There are a great many problems with “Shaker Heights.” The overarching conceit of the picture–a kid who participates in mock battles battling toward maturity–is more than a bit precious, and a good many of its elements have a John Hughesy quality to them. The shifts in tone between comedy and melodrama aren’t adroitly handled, either, particularly in the latter reels. (Even within individual scenes, the twists are sometimes forced. In one episode, Kelly starts out drunk, suddenly seems to sober up, and then is abruptly out of it again.) Still, the picture nearly overcomes the hurdles even though it can’t escape predictability. LaBeouf is the main reason: he brings intelligence and charm to scenes that could easily have set one’s teeth on edge. He’s especially winning when playing against Henson and Appleby, both of whom are excellent. Ray Wise also contributes an amusing turn as Bart’s dad; a sequence in which he enthuses over his latest hobby–collecting nesting-dolls–is delightful, though another–a dinner episode–is clumsy. The domestic side of Kelly’s life, unfortunately, is less effectively handled. Quinlan and Sadler are fine, but their characters aren’t fleshed out fully enough to be compelling. (The decision to emphasize comedy over drama in the final cut obviously has a good deal to do with that.) Another problem is that though Smart is very attractive, the supposed electricity between Tabby and Kelly never takes hold. And all the material involving Lance is much too broad: Kay, who was so effective in “L.I.E.,” is a caricature here. The upshot is that while parts of the film have a modest charm (and LaBeouf is well worth watching throughout), as a whole it comes across as lumpish and squishy.
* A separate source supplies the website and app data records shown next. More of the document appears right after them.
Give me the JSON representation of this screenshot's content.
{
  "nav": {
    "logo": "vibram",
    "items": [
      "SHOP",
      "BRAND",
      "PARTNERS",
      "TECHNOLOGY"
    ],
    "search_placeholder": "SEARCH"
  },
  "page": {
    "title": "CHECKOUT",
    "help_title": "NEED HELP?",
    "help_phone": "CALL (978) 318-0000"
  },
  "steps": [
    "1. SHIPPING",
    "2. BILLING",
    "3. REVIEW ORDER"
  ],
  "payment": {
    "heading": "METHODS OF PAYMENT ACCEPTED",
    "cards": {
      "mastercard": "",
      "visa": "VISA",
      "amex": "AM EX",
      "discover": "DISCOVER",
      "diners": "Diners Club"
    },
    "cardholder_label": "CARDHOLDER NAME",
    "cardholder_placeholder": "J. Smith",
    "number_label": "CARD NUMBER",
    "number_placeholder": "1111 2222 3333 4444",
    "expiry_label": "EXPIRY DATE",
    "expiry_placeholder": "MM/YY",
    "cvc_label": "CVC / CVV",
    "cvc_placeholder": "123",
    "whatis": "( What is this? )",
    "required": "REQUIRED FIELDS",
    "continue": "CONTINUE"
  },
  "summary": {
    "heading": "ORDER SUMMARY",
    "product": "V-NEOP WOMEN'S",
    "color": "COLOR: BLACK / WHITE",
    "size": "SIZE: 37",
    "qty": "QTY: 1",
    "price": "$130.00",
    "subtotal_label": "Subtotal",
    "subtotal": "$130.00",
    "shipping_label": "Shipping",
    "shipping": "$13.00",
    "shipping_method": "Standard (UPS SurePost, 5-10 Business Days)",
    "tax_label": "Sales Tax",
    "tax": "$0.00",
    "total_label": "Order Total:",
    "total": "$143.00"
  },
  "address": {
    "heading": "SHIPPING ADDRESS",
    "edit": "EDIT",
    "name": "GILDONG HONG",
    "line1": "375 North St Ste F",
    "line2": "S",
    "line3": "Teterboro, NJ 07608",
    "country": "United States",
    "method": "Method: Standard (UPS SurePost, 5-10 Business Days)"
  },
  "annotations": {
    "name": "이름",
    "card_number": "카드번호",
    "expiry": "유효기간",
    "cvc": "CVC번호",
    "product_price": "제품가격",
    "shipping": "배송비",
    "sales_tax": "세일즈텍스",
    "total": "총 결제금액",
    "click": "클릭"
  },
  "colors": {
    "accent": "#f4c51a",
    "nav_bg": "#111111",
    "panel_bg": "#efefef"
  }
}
If one were to rewrite things completely, he might suggest that a harsher, unsentimental approach, rigorously maintained throughout, would have resulted in a much better, more challenging piece.

But that’s not what “The Battle of Shaker Heights” was ever meant to be, as a reading of the original script (available on the Project Greenlight website) attests; the picture is no bastardization of a masterpiece. One of the best things about the whole enterprise, in fact, is that it allows a comparison of the original screenplay with what emerged after all the rewriting and revision depicted in the series. For this viewer, at least, most of the changes are defensible, and in some cases clearly beneficial. A lot of the deleted material was extraneous, and many of the new bits are improvements, even if they don’t always play perfectly. (See, for instance, Wise’s big solo moment, or the episode involving the revenge on Lance, which is better in the film than in the script, though still not quite worked out.) Beeney would probably disagree, but it’s doubtful that a straight filming of her work would have been preferable to this, even if the finished product remains seriously flawed. Of course, one of the pleasures of the whole Greenlight operation is that it affords the opportunity to debate such matters. One thing is sure, though: she could hardly have asked for a better Kelly than LaBeouf, changes or no.